Please restate each line of the data below exactly. Omit all images.

(Dataset entries)
Content starts

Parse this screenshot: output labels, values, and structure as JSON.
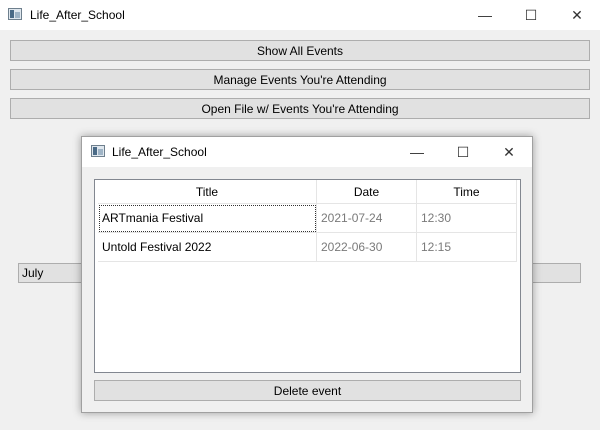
{
  "main_window": {
    "title": "Life_After_School",
    "buttons": {
      "show_all": "Show All Events",
      "manage": "Manage Events You're Attending",
      "open_file": "Open File w/ Events You're Attending"
    },
    "month_field": "July"
  },
  "dialog": {
    "title": "Life_After_School",
    "columns": [
      "Title",
      "Date",
      "Time"
    ],
    "rows": [
      {
        "title": "ARTmania Festival",
        "date": "2021-07-24",
        "time": "12:30"
      },
      {
        "title": "Untold Festival 2022",
        "date": "2022-06-30",
        "time": "12:15"
      }
    ],
    "delete_label": "Delete event"
  },
  "icons": {
    "minimize": "minimize-icon",
    "maximize": "maximize-icon",
    "close": "close-icon",
    "app": "app-window-icon"
  }
}
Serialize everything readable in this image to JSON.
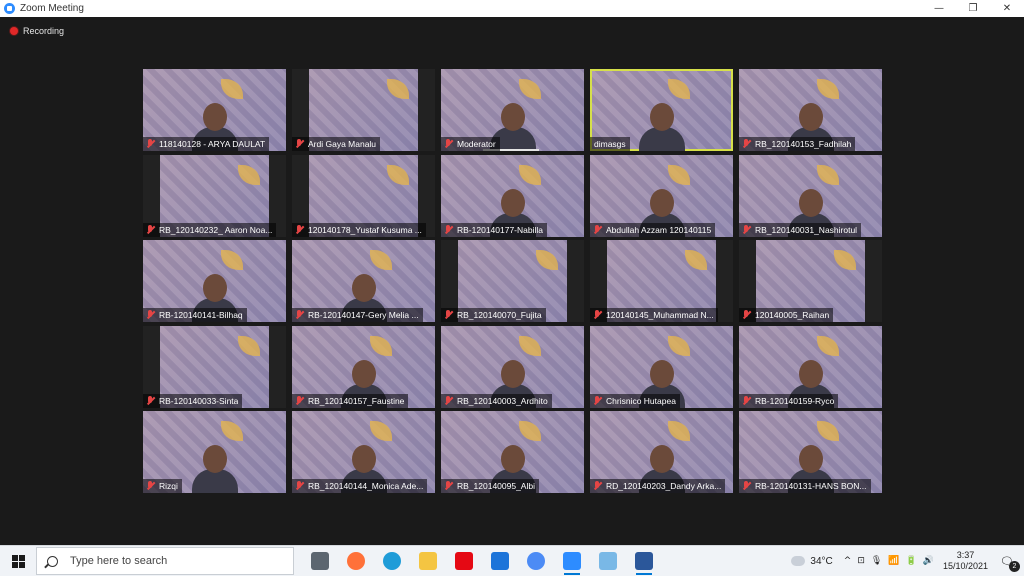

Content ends

_YOUR SOLUTION:_
Parse this screenshot: output labels, values, and structure as JSON.
{
  "main_window": {
    "title": "Life_After_School",
    "buttons": {
      "show_all": "Show All Events",
      "manage": "Manage Events You're Attending",
      "open_file": "Open File w/ Events You're Attending"
    },
    "month_field": "July"
  },
  "dialog": {
    "title": "Life_After_School",
    "columns": [
      "Title",
      "Date",
      "Time"
    ],
    "rows": [
      {
        "title": "ARTmania Festival",
        "date": "2021-07-24",
        "time": "12:30"
      },
      {
        "title": "Untold Festival 2022",
        "date": "2022-06-30",
        "time": "12:15"
      }
    ],
    "delete_label": "Delete event"
  },
  "icons": {
    "minimize": "minimize-icon",
    "maximize": "maximize-icon",
    "close": "close-icon",
    "app": "app-window-icon"
  }
}
Serialize everything readable in this image to JSON.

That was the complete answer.